Jon Silberhorn II is usually up before the sun. Every day, he says goodbye to his wife and four young children to be on the Missouri S&T campus early for his 8 a.m. lectures. But he’s not teaching the classes. He is taking them.
The junior from St. Peters, Mo., is studying mechanical engineering to support his family in a career he’s always been interested in. Silberhorn’s associate’s degree in electronics was not supporting his family and left him working odd jobs to make ends meet. He’s been a cook at the Ritz Carlton Hotel, manager of a Radio Shack, a business-to-business salesman and a server at the Boeing Leadership Center.

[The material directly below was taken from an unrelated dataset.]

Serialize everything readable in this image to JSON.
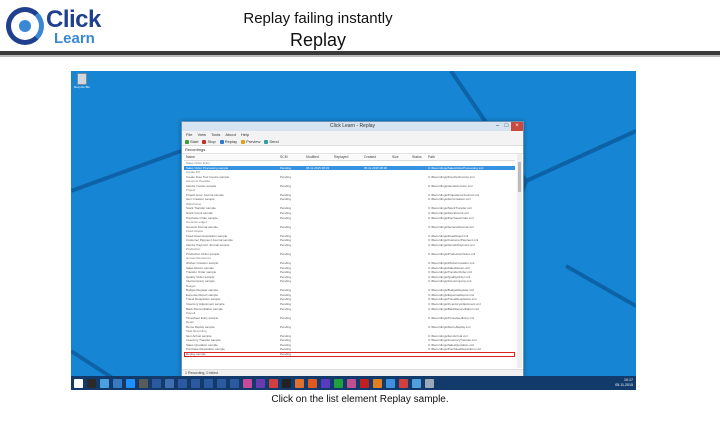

A co-worker at the Boeing Leadership Center prodded, “I know why I am here, but why are you, Jon?” With this little push, Silberhorn enrolled in introduction to engineering at St. Charles Community College (SCC) and earned an A. After completing his general education classes, Silberhorn made the tough decision to move his family to Rolla so he could attend S&T.
For Silberhorn, uprooting his family was the hardest part of the transition. “We made friends in St. Peters and knew who to call to babysit the kids or borrow tools from,” he says. “When we got to Rolla we knew no one; we had to start all over.”
It is a constant battle for balance between family and school, but Silberhorn is managing it all and doing well in his classes. “It is really tough when I have little ones that scream ‘daddy’ when I walk in the door,” Silberhorn says. “Family has to be number one, but my time has to be a balance between school and family.”
Despite the challenges of being a returning and transfer student, Silberhorn knows that it will all be worth it in the end. “A degree from Missouri S&T is well valued in the engineering community,” he says.
Because of his struggles, Silberhorn is going to ensure that his children know the importance of education. “I will tell my children that no matter what, getting a degree is useful,” he says. “There is so much to learn that you can use in everyday life; learning will never hurt you.”
He has also demonstrated to them the importance of giving back. Silberhorn founded a chapter of Angel Food Ministries, which offers discounted groceries to the poor, at his former church. By the time that Silberhorn passed the leadership on to someone else, the ministry was helping to feed more than 100 families. “I want to give to the community rather than take from it,” he says.
Silberhorn hopes to eventually work in the automotive industry. But for now, he is focused on being an exceptional student and family man.
By Arielle Bodine